Required action
The records beneath should be restated word for word.

[Entries taken from a collection]
== Segment start ==

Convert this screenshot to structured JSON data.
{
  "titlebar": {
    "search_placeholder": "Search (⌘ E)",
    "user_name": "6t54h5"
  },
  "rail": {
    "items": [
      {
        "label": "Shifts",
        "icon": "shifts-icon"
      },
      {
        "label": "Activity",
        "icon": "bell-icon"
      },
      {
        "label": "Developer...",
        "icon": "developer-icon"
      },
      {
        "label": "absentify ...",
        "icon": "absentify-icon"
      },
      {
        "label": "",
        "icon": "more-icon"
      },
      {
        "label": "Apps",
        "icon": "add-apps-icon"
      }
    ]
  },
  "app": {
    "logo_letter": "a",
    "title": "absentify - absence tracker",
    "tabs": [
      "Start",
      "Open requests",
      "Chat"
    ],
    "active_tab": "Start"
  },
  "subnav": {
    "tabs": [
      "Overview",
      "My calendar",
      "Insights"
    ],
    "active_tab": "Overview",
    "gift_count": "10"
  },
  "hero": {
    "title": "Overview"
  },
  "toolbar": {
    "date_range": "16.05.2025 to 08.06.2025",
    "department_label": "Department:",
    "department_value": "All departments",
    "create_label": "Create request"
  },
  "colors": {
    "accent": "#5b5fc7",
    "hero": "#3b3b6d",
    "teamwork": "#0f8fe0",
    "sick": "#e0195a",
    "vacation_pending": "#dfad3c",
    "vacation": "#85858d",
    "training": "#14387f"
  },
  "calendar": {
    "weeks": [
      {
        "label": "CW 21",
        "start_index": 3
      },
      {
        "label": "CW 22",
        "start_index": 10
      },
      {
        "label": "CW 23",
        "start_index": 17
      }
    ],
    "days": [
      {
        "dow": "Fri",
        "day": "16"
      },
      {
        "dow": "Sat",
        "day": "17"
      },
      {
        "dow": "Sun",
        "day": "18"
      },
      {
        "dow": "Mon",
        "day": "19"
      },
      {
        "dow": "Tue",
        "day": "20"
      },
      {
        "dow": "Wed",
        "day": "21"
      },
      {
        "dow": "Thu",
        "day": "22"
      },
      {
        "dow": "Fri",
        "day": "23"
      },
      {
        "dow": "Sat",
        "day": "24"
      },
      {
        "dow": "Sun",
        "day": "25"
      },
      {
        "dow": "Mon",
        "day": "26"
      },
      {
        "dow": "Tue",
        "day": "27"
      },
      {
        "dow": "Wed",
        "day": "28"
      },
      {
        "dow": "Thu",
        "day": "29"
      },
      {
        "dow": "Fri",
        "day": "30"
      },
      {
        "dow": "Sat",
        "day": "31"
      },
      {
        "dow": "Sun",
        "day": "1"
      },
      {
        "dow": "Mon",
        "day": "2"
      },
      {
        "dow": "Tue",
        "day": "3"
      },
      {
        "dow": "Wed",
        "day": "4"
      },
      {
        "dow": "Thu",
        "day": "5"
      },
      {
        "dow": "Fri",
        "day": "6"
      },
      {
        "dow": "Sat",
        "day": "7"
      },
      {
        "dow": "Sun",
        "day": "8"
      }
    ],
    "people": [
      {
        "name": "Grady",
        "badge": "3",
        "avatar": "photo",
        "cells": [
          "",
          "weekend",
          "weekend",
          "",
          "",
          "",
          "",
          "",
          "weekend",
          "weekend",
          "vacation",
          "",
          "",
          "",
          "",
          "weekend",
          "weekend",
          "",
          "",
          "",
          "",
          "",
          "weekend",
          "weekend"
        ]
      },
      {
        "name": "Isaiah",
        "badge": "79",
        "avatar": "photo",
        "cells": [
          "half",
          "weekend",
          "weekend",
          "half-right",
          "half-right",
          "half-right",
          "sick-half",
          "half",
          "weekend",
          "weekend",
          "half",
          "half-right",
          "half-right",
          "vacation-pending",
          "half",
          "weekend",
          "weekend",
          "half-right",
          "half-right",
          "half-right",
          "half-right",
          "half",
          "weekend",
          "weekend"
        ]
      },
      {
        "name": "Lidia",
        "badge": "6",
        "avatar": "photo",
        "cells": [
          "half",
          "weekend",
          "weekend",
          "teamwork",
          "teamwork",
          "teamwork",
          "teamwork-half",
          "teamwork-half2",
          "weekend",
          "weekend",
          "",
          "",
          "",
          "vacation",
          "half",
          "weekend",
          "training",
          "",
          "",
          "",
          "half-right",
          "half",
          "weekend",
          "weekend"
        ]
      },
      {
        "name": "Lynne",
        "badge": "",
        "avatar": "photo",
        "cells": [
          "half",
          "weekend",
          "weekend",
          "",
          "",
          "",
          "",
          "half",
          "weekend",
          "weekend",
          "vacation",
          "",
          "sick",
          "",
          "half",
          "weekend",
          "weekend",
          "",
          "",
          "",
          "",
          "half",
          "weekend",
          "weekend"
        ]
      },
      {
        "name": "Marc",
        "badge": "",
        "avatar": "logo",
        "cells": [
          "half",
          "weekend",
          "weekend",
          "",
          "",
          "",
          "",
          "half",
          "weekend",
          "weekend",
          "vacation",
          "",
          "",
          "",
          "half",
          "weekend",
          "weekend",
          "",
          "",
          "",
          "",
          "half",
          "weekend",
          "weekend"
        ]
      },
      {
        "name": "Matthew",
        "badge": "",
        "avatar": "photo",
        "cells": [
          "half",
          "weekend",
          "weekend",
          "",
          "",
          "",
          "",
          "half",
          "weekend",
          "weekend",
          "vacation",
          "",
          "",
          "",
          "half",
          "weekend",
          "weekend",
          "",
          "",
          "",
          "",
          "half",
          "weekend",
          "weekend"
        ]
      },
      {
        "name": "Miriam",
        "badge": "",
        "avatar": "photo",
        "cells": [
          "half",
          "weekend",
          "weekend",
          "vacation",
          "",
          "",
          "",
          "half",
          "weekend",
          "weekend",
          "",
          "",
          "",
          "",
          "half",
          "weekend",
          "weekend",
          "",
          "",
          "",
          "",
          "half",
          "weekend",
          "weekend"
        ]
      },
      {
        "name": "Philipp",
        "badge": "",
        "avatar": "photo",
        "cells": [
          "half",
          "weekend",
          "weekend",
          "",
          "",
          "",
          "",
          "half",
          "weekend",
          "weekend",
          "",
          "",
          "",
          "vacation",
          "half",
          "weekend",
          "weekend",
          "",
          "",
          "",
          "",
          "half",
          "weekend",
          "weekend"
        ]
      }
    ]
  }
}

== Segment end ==

Expected answer
Convert this screenshot to structured JSON data.
{
  "titlebar": {
    "search_placeholder": "Search (⌘ E)",
    "user_name": "6t54h5"
  },
  "rail": {
    "items": [
      {
        "label": "Shifts",
        "icon": "shifts-icon"
      },
      {
        "label": "Activity",
        "icon": "bell-icon"
      },
      {
        "label": "Developer...",
        "icon": "developer-icon"
      },
      {
        "label": "absentify ...",
        "icon": "absentify-icon"
      },
      {
        "label": "",
        "icon": "more-icon"
      },
      {
        "label": "Apps",
        "icon": "add-apps-icon"
      }
    ]
  },
  "app": {
    "logo_letter": "a",
    "title": "absentify - absence tracker",
    "tabs": [
      "Start",
      "Open requests",
      "Chat"
    ],
    "active_tab": "Start"
  },
  "subnav": {
    "tabs": [
      "Overview",
      "My calendar",
      "Insights"
    ],
    "active_tab": "Overview",
    "gift_count": "10"
  },
  "hero": {
    "title": "Overview"
  },
  "toolbar": {
    "date_range": "16.05.2025 to 08.06.2025",
    "department_label": "Department:",
    "department_value": "All departments",
    "create_label": "Create request"
  },
  "colors": {
    "accent": "#5b5fc7",
    "hero": "#3b3b6d",
    "teamwork": "#0f8fe0",
    "sick": "#e0195a",
    "vacation_pending": "#dfad3c",
    "vacation": "#85858d",
    "training": "#14387f"
  },
  "calendar": {
    "weeks": [
      {
        "label": "CW 21",
        "start_index": 3
      },
      {
        "label": "CW 22",
        "start_index": 10
      },
      {
        "label": "CW 23",
        "start_index": 17
      }
    ],
    "days": [
      {
        "dow": "Fri",
        "day": "16"
      },
      {
        "dow": "Sat",
        "day": "17"
      },
      {
        "dow": "Sun",
        "day": "18"
      },
      {
        "dow": "Mon",
        "day": "19"
      },
      {
        "dow": "Tue",
        "day": "20"
      },
      {
        "dow": "Wed",
        "day": "21"
      },
      {
        "dow": "Thu",
        "day": "22"
      },
      {
        "dow": "Fri",
        "day": "23"
      },
      {
        "dow": "Sat",
        "day": "24"
      },
      {
        "dow": "Sun",
        "day": "25"
      },
      {
        "dow": "Mon",
        "day": "26"
      },
      {
        "dow": "Tue",
        "day": "27"
      },
      {
        "dow": "Wed",
        "day": "28"
      },
      {
        "dow": "Thu",
        "day": "29"
      },
      {
        "dow": "Fri",
        "day": "30"
      },
      {
        "dow": "Sat",
        "day": "31"
      },
      {
        "dow": "Sun",
        "day": "1"
      },
      {
        "dow": "Mon",
        "day": "2"
      },
      {
        "dow": "Tue",
        "day": "3"
      },
      {
        "dow": "Wed",
        "day": "4"
      },
      {
        "dow": "Thu",
        "day": "5"
      },
      {
        "dow": "Fri",
        "day": "6"
      },
      {
        "dow": "Sat",
        "day": "7"
      },
      {
        "dow": "Sun",
        "day": "8"
      }
    ],
    "people": [
      {
        "name": "Grady",
        "badge": "3",
        "avatar": "photo",
        "cells": [
          "",
          "weekend",
          "weekend",
          "",
          "",
          "",
          "",
          "",
          "weekend",
          "weekend",
          "vacation",
          "",
          "",
          "",
          "",
          "weekend",
          "weekend",
          "",
          "",
          "",
          "",
          "",
          "weekend",
          "weekend"
        ]
      },
      {
        "name": "Isaiah",
        "badge": "79",
        "avatar": "photo",
        "cells": [
          "half",
          "weekend",
          "weekend",
          "half-right",
          "half-right",
          "half-right",
          "sick-half",
          "half",
          "weekend",
          "weekend",
          "half",
          "half-right",
          "half-right",
          "vacation-pending",
          "half",
          "weekend",
          "weekend",
          "half-right",
          "half-right",
          "half-right",
          "half-right",
          "half",
          "weekend",
          "weekend"
        ]
      },
      {
        "name": "Lidia",
        "badge": "6",
        "avatar": "photo",
        "cells": [
          "half",
          "weekend",
          "weekend",
          "teamwork",
          "teamwork",
          "teamwork",
          "teamwork-half",
          "teamwork-half2",
          "weekend",
          "weekend",
          "",
          "",
          "",
          "vacation",
          "half",
          "weekend",
          "training",
          "",
          "",
          "",
          "half-right",
          "half",
          "weekend",
          "weekend"
        ]
      },
      {
        "name": "Lynne",
        "badge": "",
        "avatar": "photo",
        "cells": [
          "half",
          "weekend",
          "weekend",
          "",
          "",
          "",
          "",
          "half",
          "weekend",
          "weekend",
          "vacation",
          "",
          "sick",
          "",
          "half",
          "weekend",
          "weekend",
          "",
          "",
          "",
          "",
          "half",
          "weekend",
          "weekend"
        ]
      },
      {
        "name": "Marc",
        "badge": "",
        "avatar": "logo",
        "cells": [
          "half",
          "weekend",
          "weekend",
          "",
          "",
          "",
          "",
          "half",
          "weekend",
          "weekend",
          "vacation",
          "",
          "",
          "",
          "half",
          "weekend",
          "weekend",
          "",
          "",
          "",
          "",
          "half",
          "weekend",
          "weekend"
        ]
      },
      {
        "name": "Matthew",
        "badge": "",
        "avatar": "photo",
        "cells": [
          "half",
          "weekend",
          "weekend",
          "",
          "",
          "",
          "",
          "half",
          "weekend",
          "weekend",
          "vacation",
          "",
          "",
          "",
          "half",
          "weekend",
          "weekend",
          "",
          "",
          "",
          "",
          "half",
          "weekend",
          "weekend"
        ]
      },
      {
        "name": "Miriam",
        "badge": "",
        "avatar": "photo",
        "cells": [
          "half",
          "weekend",
          "weekend",
          "vacation",
          "",
          "",
          "",
          "half",
          "weekend",
          "weekend",
          "",
          "",
          "",
          "",
          "half",
          "weekend",
          "weekend",
          "",
          "",
          "",
          "",
          "half",
          "weekend",
          "weekend"
        ]
      },
      {
        "name": "Philipp",
        "badge": "",
        "avatar": "photo",
        "cells": [
          "half",
          "weekend",
          "weekend",
          "",
          "",
          "",
          "",
          "half",
          "weekend",
          "weekend",
          "",
          "",
          "",
          "vacation",
          "half",
          "weekend",
          "weekend",
          "",
          "",
          "",
          "",
          "half",
          "weekend",
          "weekend"
        ]
      }
    ]
  }
}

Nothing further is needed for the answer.